August 24, 2018

Historical Note - Edwin Link

Edwin Link was the inventor of the flight simulator.

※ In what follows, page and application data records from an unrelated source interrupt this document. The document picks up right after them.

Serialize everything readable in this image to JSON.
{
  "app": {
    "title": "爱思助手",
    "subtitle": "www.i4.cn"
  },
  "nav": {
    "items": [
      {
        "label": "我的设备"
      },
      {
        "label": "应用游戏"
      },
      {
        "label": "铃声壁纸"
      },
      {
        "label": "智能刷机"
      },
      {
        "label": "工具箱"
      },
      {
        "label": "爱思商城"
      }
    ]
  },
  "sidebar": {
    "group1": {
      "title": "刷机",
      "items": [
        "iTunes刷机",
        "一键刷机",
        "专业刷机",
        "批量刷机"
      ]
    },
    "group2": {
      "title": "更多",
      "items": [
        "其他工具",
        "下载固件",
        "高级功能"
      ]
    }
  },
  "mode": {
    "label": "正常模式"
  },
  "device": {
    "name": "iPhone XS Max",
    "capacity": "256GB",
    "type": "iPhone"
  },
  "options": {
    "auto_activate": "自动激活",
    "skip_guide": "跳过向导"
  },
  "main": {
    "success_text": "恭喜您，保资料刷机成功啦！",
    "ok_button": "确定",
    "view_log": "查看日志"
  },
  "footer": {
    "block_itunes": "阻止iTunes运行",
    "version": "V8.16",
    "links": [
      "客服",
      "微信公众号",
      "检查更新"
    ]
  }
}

He was an aviation pioneer who advanced flight by training pilots. Link’s invention responded to the pilot’s controls and gave accurate readings on flight instruments, such as the altimeter, allowing pilots to train without ever having to leave the ground. Link’s “Blue Box” simulators were used by every flight school in the country and are still used in the pilot certification process today.
   Link established the Link Foundation in the Smithsonian Institution to provide assistance to students of the aeronautical sciences in 1953. He also provided for fellowships in aviation medicine residency at Ohio State University College of Medicine and in aviation psychology at Tufts College, where the recipient would also participate in the aviation research program. At the time, those fellowships were believed to be the first offered for the specialty of aviation medicine.
   Born in Huntington, IN, he became an aviator in the 1920s while working at his father’s organ factory. When he realized that a more effective way was needed to train pilots on the ground, he put together a simulator from parts and techniques from the organ factory. Later in life, Link took up oceanographic exploration, designing and developing numerous devices to assist scientific research underwater.
   Edwin Link was inducted into the National Inventors Hall of Fame in 2003. His Hall of Fame profile can be read at http://www.invent.org/honor/inductees/inducteedetail/?IID=192. There is also an article about the fellowships in the Journal of Aviation Medicine [J Aviat Med. 1955; 26(4):267].